* PROVIDED MATERIAL
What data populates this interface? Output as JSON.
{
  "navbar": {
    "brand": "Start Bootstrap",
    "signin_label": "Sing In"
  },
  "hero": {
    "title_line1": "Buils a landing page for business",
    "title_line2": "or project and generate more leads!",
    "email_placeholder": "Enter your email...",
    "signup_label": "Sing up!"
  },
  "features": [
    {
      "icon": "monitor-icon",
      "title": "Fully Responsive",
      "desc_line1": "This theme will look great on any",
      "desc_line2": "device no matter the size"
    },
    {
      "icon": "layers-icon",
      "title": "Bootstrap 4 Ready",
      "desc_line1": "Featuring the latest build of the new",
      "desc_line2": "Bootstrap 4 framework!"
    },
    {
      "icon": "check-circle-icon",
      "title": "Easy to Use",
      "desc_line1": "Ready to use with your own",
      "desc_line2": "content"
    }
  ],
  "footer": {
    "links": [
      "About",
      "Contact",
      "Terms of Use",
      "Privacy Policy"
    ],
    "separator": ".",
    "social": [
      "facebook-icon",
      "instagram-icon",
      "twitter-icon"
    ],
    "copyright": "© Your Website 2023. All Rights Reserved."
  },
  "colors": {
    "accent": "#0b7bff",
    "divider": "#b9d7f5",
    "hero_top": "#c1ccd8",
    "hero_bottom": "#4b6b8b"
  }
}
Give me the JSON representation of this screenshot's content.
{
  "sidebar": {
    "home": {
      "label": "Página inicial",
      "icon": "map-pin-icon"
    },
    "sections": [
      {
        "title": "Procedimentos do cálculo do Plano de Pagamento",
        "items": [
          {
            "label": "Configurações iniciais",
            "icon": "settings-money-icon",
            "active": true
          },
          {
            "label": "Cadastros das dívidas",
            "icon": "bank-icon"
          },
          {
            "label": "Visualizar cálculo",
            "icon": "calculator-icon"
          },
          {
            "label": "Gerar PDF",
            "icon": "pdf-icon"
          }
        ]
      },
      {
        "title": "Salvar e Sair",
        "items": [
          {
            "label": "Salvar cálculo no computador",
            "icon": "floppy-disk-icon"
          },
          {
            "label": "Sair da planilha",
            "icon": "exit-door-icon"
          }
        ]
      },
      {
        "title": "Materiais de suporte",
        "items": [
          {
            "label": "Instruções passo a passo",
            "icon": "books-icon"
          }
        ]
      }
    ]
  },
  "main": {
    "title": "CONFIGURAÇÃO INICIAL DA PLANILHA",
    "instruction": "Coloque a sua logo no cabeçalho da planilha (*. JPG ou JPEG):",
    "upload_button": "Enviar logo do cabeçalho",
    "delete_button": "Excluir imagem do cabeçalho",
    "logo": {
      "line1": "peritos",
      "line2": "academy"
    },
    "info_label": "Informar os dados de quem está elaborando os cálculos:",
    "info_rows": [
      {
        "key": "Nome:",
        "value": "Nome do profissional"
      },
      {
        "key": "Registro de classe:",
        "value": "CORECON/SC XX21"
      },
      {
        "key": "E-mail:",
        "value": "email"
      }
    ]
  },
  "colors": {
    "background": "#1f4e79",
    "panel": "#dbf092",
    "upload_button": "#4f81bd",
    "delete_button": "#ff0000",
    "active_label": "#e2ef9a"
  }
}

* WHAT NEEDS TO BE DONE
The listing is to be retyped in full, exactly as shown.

* TASK RESULT
What data populates this interface? Output as JSON.
{
  "navbar": {
    "brand": "Start Bootstrap",
    "signin_label": "Sing In"
  },
  "hero": {
    "title_line1": "Buils a landing page for business",
    "title_line2": "or project and generate more leads!",
    "email_placeholder": "Enter your email...",
    "signup_label": "Sing up!"
  },
  "features": [
    {
      "icon": "monitor-icon",
      "title": "Fully Responsive",
      "desc_line1": "This theme will look great on any",
      "desc_line2": "device no matter the size"
    },
    {
      "icon": "layers-icon",
      "title": "Bootstrap 4 Ready",
      "desc_line1": "Featuring the latest build of the new",
      "desc_line2": "Bootstrap 4 framework!"
    },
    {
      "icon": "check-circle-icon",
      "title": "Easy to Use",
      "desc_line1": "Ready to use with your own",
      "desc_line2": "content"
    }
  ],
  "footer": {
    "links": [
      "About",
      "Contact",
      "Terms of Use",
      "Privacy Policy"
    ],
    "separator": ".",
    "social": [
      "facebook-icon",
      "instagram-icon",
      "twitter-icon"
    ],
    "copyright": "© Your Website 2023. All Rights Reserved."
  },
  "colors": {
    "accent": "#0b7bff",
    "divider": "#b9d7f5",
    "hero_top": "#c1ccd8",
    "hero_bottom": "#4b6b8b"
  }
}
Give me the JSON representation of this screenshot's content.
{
  "sidebar": {
    "home": {
      "label": "Página inicial",
      "icon": "map-pin-icon"
    },
    "sections": [
      {
        "title": "Procedimentos do cálculo do Plano de Pagamento",
        "items": [
          {
            "label": "Configurações iniciais",
            "icon": "settings-money-icon",
            "active": true
          },
          {
            "label": "Cadastros das dívidas",
            "icon": "bank-icon"
          },
          {
            "label": "Visualizar cálculo",
            "icon": "calculator-icon"
          },
          {
            "label": "Gerar PDF",
            "icon": "pdf-icon"
          }
        ]
      },
      {
        "title": "Salvar e Sair",
        "items": [
          {
            "label": "Salvar cálculo no computador",
            "icon": "floppy-disk-icon"
          },
          {
            "label": "Sair da planilha",
            "icon": "exit-door-icon"
          }
        ]
      },
      {
        "title": "Materiais de suporte",
        "items": [
          {
            "label": "Instruções passo a passo",
            "icon": "books-icon"
          }
        ]
      }
    ]
  },
  "main": {
    "title": "CONFIGURAÇÃO INICIAL DA PLANILHA",
    "instruction": "Coloque a sua logo no cabeçalho da planilha (*. JPG ou JPEG):",
    "upload_button": "Enviar logo do cabeçalho",
    "delete_button": "Excluir imagem do cabeçalho",
    "logo": {
      "line1": "peritos",
      "line2": "academy"
    },
    "info_label": "Informar os dados de quem está elaborando os cálculos:",
    "info_rows": [
      {
        "key": "Nome:",
        "value": "Nome do profissional"
      },
      {
        "key": "Registro de classe:",
        "value": "CORECON/SC XX21"
      },
      {
        "key": "E-mail:",
        "value": "email"
      }
    ]
  },
  "colors": {
    "background": "#1f4e79",
    "panel": "#dbf092",
    "upload_button": "#4f81bd",
    "delete_button": "#ff0000",
    "active_label": "#e2ef9a"
  }
}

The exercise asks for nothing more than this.